_Task instructions_:
Would you please state how many lines in the entries contain the word "form"? Only the number should be given.

=== Materials provided ===

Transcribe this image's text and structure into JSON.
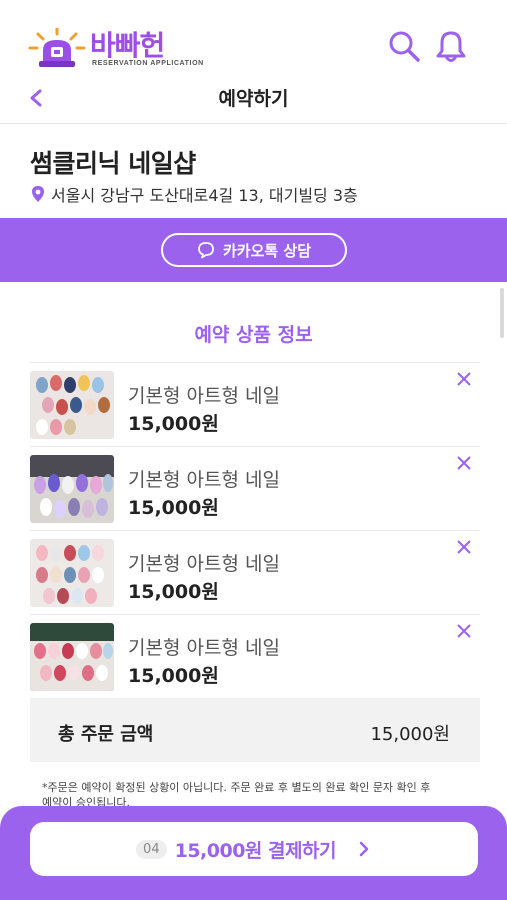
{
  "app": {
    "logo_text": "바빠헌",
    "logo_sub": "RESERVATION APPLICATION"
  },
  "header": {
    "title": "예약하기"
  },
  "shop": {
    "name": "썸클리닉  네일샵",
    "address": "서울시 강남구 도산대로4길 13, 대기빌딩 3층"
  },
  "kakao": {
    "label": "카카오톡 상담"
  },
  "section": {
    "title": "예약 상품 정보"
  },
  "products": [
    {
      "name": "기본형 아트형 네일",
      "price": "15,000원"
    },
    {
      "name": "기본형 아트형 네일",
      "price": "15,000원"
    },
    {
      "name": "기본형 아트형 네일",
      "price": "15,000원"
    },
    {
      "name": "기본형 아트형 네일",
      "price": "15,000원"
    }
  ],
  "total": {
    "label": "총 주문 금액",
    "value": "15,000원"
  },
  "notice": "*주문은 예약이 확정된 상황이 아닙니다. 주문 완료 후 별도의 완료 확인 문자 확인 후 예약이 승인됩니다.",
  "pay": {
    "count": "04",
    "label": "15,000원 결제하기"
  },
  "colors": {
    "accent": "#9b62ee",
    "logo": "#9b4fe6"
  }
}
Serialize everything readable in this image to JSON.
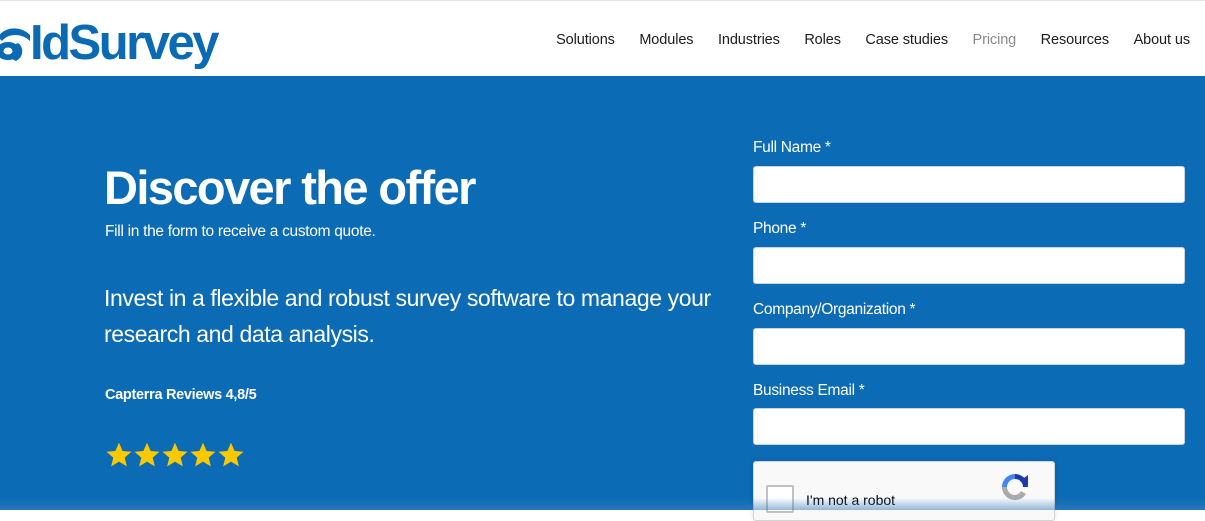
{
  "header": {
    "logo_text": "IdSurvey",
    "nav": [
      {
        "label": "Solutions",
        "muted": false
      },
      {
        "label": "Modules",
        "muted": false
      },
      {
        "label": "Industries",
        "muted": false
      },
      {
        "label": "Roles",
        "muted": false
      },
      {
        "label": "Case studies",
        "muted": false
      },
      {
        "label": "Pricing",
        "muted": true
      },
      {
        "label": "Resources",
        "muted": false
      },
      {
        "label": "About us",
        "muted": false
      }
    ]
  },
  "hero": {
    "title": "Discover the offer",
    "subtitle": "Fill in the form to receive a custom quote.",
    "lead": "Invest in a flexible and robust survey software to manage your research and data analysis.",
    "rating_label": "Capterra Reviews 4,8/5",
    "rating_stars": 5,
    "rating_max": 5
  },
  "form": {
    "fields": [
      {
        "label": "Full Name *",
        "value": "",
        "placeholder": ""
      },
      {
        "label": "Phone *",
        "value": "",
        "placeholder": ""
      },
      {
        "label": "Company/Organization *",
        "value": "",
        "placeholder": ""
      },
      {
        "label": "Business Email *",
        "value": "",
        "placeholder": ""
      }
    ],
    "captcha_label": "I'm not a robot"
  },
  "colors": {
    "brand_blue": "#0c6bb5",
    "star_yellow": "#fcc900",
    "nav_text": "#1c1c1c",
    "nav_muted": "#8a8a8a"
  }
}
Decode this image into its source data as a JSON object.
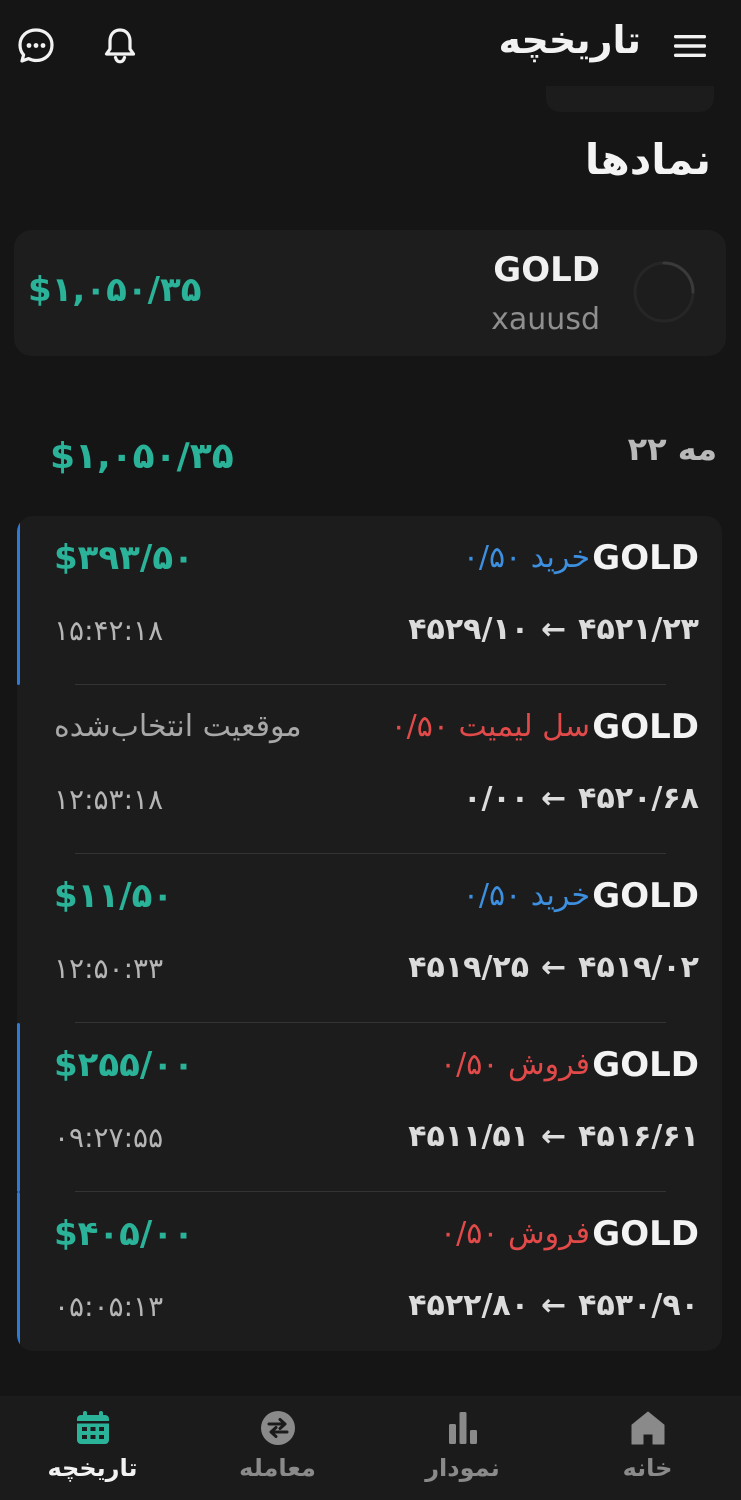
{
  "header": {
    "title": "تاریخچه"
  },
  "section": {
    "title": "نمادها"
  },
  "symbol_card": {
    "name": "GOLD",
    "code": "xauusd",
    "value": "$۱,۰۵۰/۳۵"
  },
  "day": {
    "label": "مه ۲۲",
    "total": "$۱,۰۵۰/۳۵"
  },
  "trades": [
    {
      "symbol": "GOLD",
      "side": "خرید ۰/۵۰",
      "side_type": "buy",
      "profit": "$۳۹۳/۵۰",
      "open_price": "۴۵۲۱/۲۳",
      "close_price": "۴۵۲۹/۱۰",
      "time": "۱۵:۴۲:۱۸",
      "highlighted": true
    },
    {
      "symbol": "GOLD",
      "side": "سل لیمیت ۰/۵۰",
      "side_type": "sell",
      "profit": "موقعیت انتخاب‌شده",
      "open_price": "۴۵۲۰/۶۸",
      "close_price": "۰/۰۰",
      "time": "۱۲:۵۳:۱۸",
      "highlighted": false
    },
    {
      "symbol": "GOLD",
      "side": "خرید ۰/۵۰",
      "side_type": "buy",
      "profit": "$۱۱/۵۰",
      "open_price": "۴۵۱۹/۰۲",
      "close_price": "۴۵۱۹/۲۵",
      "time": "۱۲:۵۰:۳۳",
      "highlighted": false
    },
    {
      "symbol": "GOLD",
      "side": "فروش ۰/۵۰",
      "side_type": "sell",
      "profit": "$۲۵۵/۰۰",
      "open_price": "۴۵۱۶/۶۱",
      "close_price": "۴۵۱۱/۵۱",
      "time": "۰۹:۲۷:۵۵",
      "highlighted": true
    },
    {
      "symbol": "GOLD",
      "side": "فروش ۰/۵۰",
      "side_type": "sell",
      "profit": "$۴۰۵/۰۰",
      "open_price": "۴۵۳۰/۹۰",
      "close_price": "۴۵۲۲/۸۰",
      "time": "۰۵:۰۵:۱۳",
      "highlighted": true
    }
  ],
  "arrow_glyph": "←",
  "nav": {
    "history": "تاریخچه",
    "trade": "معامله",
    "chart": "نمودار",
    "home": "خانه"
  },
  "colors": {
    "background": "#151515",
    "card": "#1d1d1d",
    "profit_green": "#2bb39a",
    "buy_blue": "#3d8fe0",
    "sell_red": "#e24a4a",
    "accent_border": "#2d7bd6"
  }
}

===
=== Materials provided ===

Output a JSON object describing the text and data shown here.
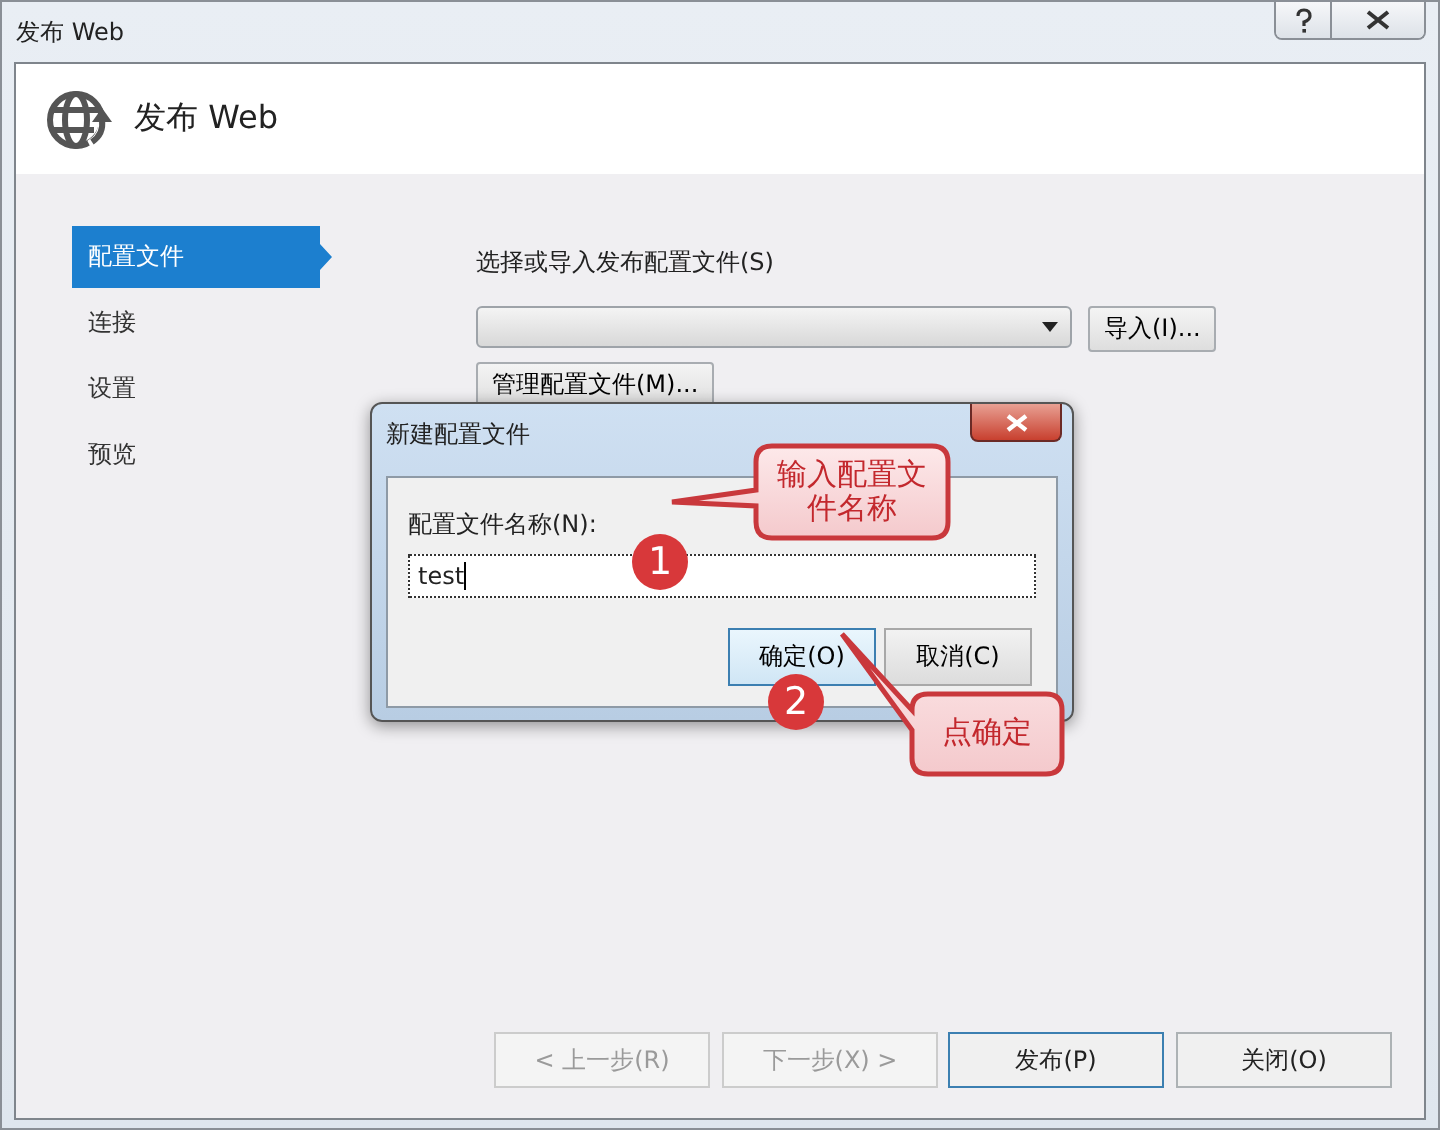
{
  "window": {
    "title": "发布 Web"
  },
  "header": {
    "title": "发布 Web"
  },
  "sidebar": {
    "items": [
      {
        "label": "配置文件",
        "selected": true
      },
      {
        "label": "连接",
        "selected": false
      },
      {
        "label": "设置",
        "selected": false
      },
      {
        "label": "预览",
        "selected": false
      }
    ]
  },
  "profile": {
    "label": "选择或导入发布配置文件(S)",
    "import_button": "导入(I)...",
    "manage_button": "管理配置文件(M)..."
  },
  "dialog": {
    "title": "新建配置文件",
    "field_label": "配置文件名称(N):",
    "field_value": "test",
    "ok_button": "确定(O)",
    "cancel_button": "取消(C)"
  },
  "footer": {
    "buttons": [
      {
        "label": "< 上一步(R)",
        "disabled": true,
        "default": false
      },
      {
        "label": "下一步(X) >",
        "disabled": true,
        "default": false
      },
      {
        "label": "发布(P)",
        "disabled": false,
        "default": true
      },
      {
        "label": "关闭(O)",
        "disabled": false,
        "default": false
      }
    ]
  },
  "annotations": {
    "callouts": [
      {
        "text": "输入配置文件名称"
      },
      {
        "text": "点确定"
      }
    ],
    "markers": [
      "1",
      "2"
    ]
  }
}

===

_Expected answer_:
2